    Neil Lawson Baker interview: ‘I’ve gained so much from art. It’s only right to give something back’.

    Neil Lawson Baker interview

    ‘I’ve gained so much from art. It’s only right to give something back’.
    The other Mugabe who is lining up for the Zimbabwean presidency

    The other Mugabe who is lining up for the Zimbabwean presidency

    Wife of President Robert Mugabe appears to have her sights set on succeeding her husband
    The model of a gadget launch: Cultivate an atmosphere of mystery and excitement to sell stuff people didn't realise they needed

    The model for a gadget launch

    Cultivate an atmosphere of mystery and excitement to sell stuff people didn't realise they needed
    Alice Roberts: She's done pretty well, for a boffin without a beard

    She's done pretty well, for a boffin without a beard

    Alice Roberts talks about her new book on evolution - and why her early TV work drew flak from (mostly male) colleagues
    Get well soon, Joan Rivers - an inspiration, whether she likes it or not

    Get well soon, Joan Rivers

    She is awful. But she's also wonderful, not in spite of but because of the fact she's forever saying appalling things, argues Ellen E Jones
    Doctor Who Into the Dalek review: A classic sci-fi adventure with all the spectacle of a blockbuster

    A fresh take on an old foe

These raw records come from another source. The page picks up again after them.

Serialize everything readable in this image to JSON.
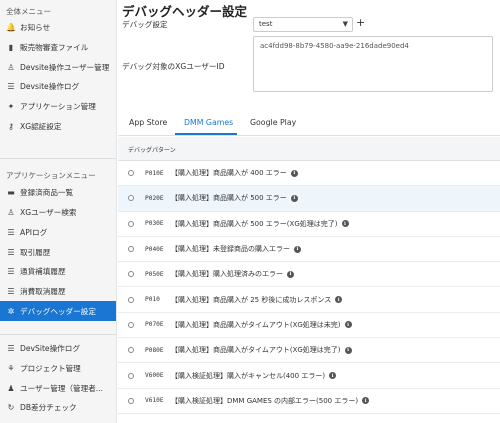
{
  "sidebar": {
    "section1_title": "全体メニュー",
    "items1": [
      {
        "label": "お知らせ",
        "icon": "bell-icon"
      },
      {
        "label": "販売物審査ファイル",
        "icon": "file-icon"
      },
      {
        "label": "Devsite操作ユーザー管理",
        "icon": "user-icon"
      },
      {
        "label": "Devsite操作ログ",
        "icon": "list-icon"
      },
      {
        "label": "アプリケーション管理",
        "icon": "lightbulb-icon"
      },
      {
        "label": "XG認証設定",
        "icon": "key-icon"
      }
    ],
    "section2_title": "アプリケーションメニュー",
    "items2": [
      {
        "label": "登録済商品一覧",
        "icon": "box-icon"
      },
      {
        "label": "XGユーザー検索",
        "icon": "person-icon"
      },
      {
        "label": "APIログ",
        "icon": "list-icon"
      },
      {
        "label": "取引履歴",
        "icon": "list-icon"
      },
      {
        "label": "通貨補填履歴",
        "icon": "list-icon"
      },
      {
        "label": "消費取消履歴",
        "icon": "list-icon"
      },
      {
        "label": "デバッグヘッダー設定",
        "icon": "bug-icon",
        "active": true
      }
    ],
    "items3": [
      {
        "label": "DevSite操作ログ",
        "icon": "list-icon"
      },
      {
        "label": "プロジェクト管理",
        "icon": "tree-icon"
      },
      {
        "label": "ユーザー管理（管理者...",
        "icon": "users-icon"
      },
      {
        "label": "DB差分チェック",
        "icon": "sync-icon"
      }
    ]
  },
  "main": {
    "title": "デバッグヘッダー設定",
    "setting_label": "デバッグ設定",
    "select_value": "test",
    "add_label": "+",
    "target_label": "デバッグ対象のXGユーザーID",
    "target_value": "ac4fdd98-8b79-4580-aa9e-216dade90ed4",
    "tabs": [
      "App Store",
      "DMM Games",
      "Google Play"
    ],
    "active_tab": "DMM Games",
    "table_header": "デバッグパターン",
    "rows": [
      {
        "code": "P010E",
        "desc": "【購入処理】商品購入が 400 エラー",
        "highlight": false
      },
      {
        "code": "P020E",
        "desc": "【購入処理】商品購入が 500 エラー",
        "highlight": true
      },
      {
        "code": "P030E",
        "desc": "【購入処理】商品購入が 500 エラー(XG処理は完了)",
        "highlight": false
      },
      {
        "code": "P040E",
        "desc": "【購入処理】未登録商品の購入エラー",
        "highlight": false
      },
      {
        "code": "P050E",
        "desc": "【購入処理】購入処理済みのエラー",
        "highlight": false
      },
      {
        "code": "P010",
        "desc": "【購入処理】商品購入が 25 秒後に成功レスポンス",
        "highlight": false
      },
      {
        "code": "P070E",
        "desc": "【購入処理】商品購入がタイムアウト(XG処理は未完)",
        "highlight": false
      },
      {
        "code": "P080E",
        "desc": "【購入処理】商品購入がタイムアウト(XG処理は完了)",
        "highlight": false
      },
      {
        "code": "V600E",
        "desc": "【購入検証処理】購入がキャンセル(400 エラー)",
        "highlight": false
      },
      {
        "code": "V610E",
        "desc": "【購入検証処理】DMM GAMES の内部エラー(500 エラー)",
        "highlight": false
      }
    ]
  },
  "colors": {
    "accent": "#1976d2",
    "highlight_row": "#eef6fc"
  }
}
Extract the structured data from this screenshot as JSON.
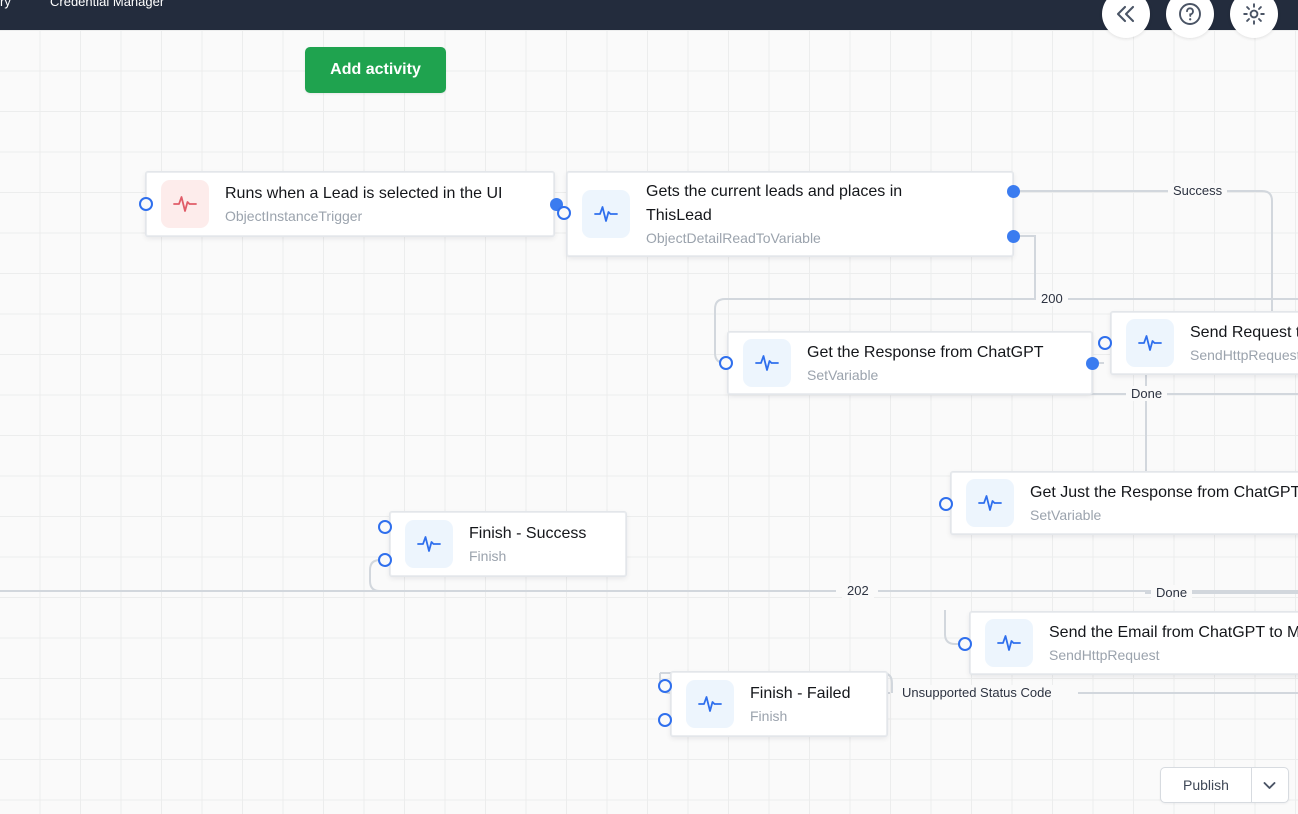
{
  "topbar": {
    "breadcrumb": "ry",
    "title": "Credential Manager",
    "collapse_icon": "double-chevron-left-icon",
    "help_icon": "question-circle-icon",
    "settings_icon": "gear-icon"
  },
  "toolbar": {
    "add_activity_label": "Add activity"
  },
  "footer": {
    "publish_label": "Publish",
    "publish_more_icon": "chevron-down-icon"
  },
  "nodes": [
    {
      "id": "trigger",
      "title": "Runs when a Lead is selected in the UI",
      "subtitle": "ObjectInstanceTrigger",
      "icon": "activity-pulse-icon",
      "icon_variant": "trigger"
    },
    {
      "id": "read-lead",
      "title": "Gets the current leads and places in\nThisLead",
      "subtitle": "ObjectDetailReadToVariable",
      "icon": "activity-pulse-icon",
      "icon_variant": "action"
    },
    {
      "id": "get-response",
      "title": "Get the Response from ChatGPT",
      "subtitle": "SetVariable",
      "icon": "activity-pulse-icon",
      "icon_variant": "action"
    },
    {
      "id": "send-request",
      "title": "Send Request to",
      "subtitle": "SendHttpRequest",
      "icon": "activity-pulse-icon",
      "icon_variant": "action"
    },
    {
      "id": "get-just-response",
      "title": "Get Just the Response from ChatGPT",
      "subtitle": "SetVariable",
      "icon": "activity-pulse-icon",
      "icon_variant": "action"
    },
    {
      "id": "finish-success",
      "title": "Finish - Success",
      "subtitle": "Finish",
      "icon": "activity-pulse-icon",
      "icon_variant": "action"
    },
    {
      "id": "send-email",
      "title": "Send the Email from ChatGPT to M",
      "subtitle": "SendHttpRequest",
      "icon": "activity-pulse-icon",
      "icon_variant": "action"
    },
    {
      "id": "finish-failed",
      "title": "Finish - Failed",
      "subtitle": "Finish",
      "icon": "activity-pulse-icon",
      "icon_variant": "action"
    }
  ],
  "edge_labels": [
    {
      "id": "success",
      "text": "Success"
    },
    {
      "id": "status-200",
      "text": "200"
    },
    {
      "id": "done-1",
      "text": "Done"
    },
    {
      "id": "status-202",
      "text": "202"
    },
    {
      "id": "done-2",
      "text": "Done"
    },
    {
      "id": "unsupported",
      "text": "Unsupported Status Code"
    }
  ],
  "colors": {
    "topbar_bg": "#232c3d",
    "accent_green": "#1fa34f",
    "port_blue": "#2f6fed",
    "edge_gray": "#d2d7dd",
    "canvas_bg": "#fafafa"
  }
}
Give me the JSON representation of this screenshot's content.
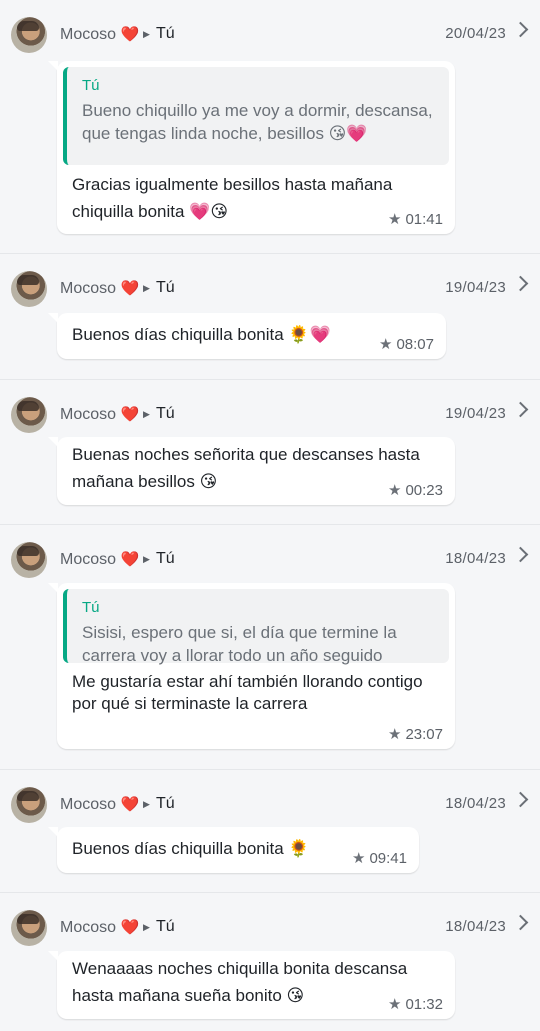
{
  "messages": [
    {
      "sender": "Mocoso",
      "sender_emoji": "❤️",
      "recipient": "Tú",
      "date": "20/04/23",
      "quote": {
        "author": "Tú",
        "text": "Bueno chiquillo ya me voy a dormir, descansa, que tengas linda noche, besillos 😘💗"
      },
      "text": "Gracias igualmente besillos hasta mañana chiquilla bonita 💗😘",
      "time": "01:41",
      "starred": true
    },
    {
      "sender": "Mocoso",
      "sender_emoji": "❤️",
      "recipient": "Tú",
      "date": "19/04/23",
      "text": "Buenos días chiquilla bonita 🌻💗",
      "time": "08:07",
      "starred": true
    },
    {
      "sender": "Mocoso",
      "sender_emoji": "❤️",
      "recipient": "Tú",
      "date": "19/04/23",
      "text": "Buenas noches señorita que descanses hasta mañana besillos 😘",
      "time": "00:23",
      "starred": true
    },
    {
      "sender": "Mocoso",
      "sender_emoji": "❤️",
      "recipient": "Tú",
      "date": "18/04/23",
      "quote": {
        "author": "Tú",
        "text": "Sisisi, espero que si, el día que termine la carrera voy a llorar todo un año seguido"
      },
      "text": "Me gustaría estar ahí también llorando contigo por qué si terminaste la carrera",
      "time": "23:07",
      "starred": true
    },
    {
      "sender": "Mocoso",
      "sender_emoji": "❤️",
      "recipient": "Tú",
      "date": "18/04/23",
      "text": "Buenos días chiquilla bonita 🌻",
      "time": "09:41",
      "starred": true
    },
    {
      "sender": "Mocoso",
      "sender_emoji": "❤️",
      "recipient": "Tú",
      "date": "18/04/23",
      "text": "Wenaaaas noches chiquilla bonita descansa hasta mañana sueña bonito 😘",
      "time": "01:32",
      "starred": true
    }
  ]
}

    Doctor Who Into the Dalek more than compensated for last week's nonsensical offering
    Fashion walks away from the celebrity runway show

    Fashion walks away from the celebrity runway show

    As the collections start, fashion editor Alexander Fury finds video and the internet are proving more attractive
    Meet the stars of TV's Wolf Hall... and it's not the cast of the Tudor trilogy

    Meet the stars of TV's Wolf Hall...

    ... and it's not the cast of the Tudor trilogy
    Weekend at the Asylum: Europe's biggest steampunk convention heads to Lincoln

    Europe's biggest steampunk convention

    Jake Wallis Simons discovers how Victorian ray guns and the martial art of biscuit dunking are precisely what the 21st century needs
    Don't swallow the tripe – a user's guide to weasel words

    Don't swallow the tripe – a user's guide to weasel words

    Lying is dangerous and unnecessary. A new book explains the strategies needed to avoid it. John Rentoul on the art of 'uncommunication'
    Daddy, who was Richard Attenborough? Was the beloved thespian the last of the cross-generation stars?

    Daddy, who was Richard Attenborough?

    The atomisation of culture means that few of those we regard as stars are universally loved any more, says DJ Taylor